#### What the exercise asks
Pick out all lines with the word "device" from the records that follow.

#### Component data from apps and pages

+++

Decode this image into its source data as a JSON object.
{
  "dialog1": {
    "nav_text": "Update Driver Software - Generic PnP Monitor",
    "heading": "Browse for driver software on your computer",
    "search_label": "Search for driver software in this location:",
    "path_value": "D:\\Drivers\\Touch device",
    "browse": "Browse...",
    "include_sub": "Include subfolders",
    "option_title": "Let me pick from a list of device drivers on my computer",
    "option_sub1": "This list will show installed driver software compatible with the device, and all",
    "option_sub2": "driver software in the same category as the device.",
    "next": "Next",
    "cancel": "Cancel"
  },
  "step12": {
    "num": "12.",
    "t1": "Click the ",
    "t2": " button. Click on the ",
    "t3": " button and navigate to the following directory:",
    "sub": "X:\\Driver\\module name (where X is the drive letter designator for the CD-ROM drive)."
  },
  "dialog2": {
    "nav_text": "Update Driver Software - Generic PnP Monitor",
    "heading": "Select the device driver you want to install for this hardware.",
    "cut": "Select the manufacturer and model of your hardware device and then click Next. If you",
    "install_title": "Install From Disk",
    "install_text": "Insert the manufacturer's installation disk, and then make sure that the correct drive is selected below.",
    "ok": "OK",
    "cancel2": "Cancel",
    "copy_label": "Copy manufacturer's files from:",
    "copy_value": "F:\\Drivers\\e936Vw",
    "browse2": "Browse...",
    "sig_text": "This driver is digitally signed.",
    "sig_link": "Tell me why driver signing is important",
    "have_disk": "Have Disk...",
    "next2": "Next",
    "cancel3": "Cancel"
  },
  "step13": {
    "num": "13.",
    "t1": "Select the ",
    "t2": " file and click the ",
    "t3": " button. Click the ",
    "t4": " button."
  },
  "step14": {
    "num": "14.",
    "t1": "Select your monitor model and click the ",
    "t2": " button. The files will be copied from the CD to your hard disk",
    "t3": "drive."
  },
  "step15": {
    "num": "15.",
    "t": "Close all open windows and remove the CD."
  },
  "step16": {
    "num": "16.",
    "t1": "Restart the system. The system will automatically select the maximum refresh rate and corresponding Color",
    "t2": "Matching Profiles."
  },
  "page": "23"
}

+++

#### Exercise response
    "path_value": "D:\\Drivers\\Touch device",
    "option_title": "Let me pick from a list of device drivers on my computer",
    "option_sub1": "This list will show installed driver software compatible with the device, and all",
    "option_sub2": "driver software in the same category as the device.",
    "heading": "Select the device driver you want to install for this hardware.",
    "cut": "Select the manufacturer and model of your hardware device and then click Next. If you",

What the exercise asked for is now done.